### What you need to do
Return each line below holding the string "this".

'''

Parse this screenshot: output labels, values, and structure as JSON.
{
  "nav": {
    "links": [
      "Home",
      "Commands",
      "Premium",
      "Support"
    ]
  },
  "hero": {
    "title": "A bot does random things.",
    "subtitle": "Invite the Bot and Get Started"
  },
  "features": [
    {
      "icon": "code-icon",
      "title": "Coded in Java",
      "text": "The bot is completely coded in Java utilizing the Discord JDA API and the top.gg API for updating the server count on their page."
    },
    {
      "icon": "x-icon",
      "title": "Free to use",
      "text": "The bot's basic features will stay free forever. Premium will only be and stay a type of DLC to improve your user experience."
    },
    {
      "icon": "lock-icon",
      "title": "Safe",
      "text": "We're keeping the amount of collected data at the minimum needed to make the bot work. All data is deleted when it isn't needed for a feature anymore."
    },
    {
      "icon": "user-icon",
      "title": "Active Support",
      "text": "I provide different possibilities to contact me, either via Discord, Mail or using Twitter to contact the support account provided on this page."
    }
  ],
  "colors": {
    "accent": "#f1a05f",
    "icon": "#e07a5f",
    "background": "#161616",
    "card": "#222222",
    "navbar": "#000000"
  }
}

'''

### Output of the exercise
Parse this screenshot: output labels, values, and structure as JSON.
      "text": "I provide different possibilities to contact me, either via Discord, Mail or using Twitter to contact the support account provided on this page."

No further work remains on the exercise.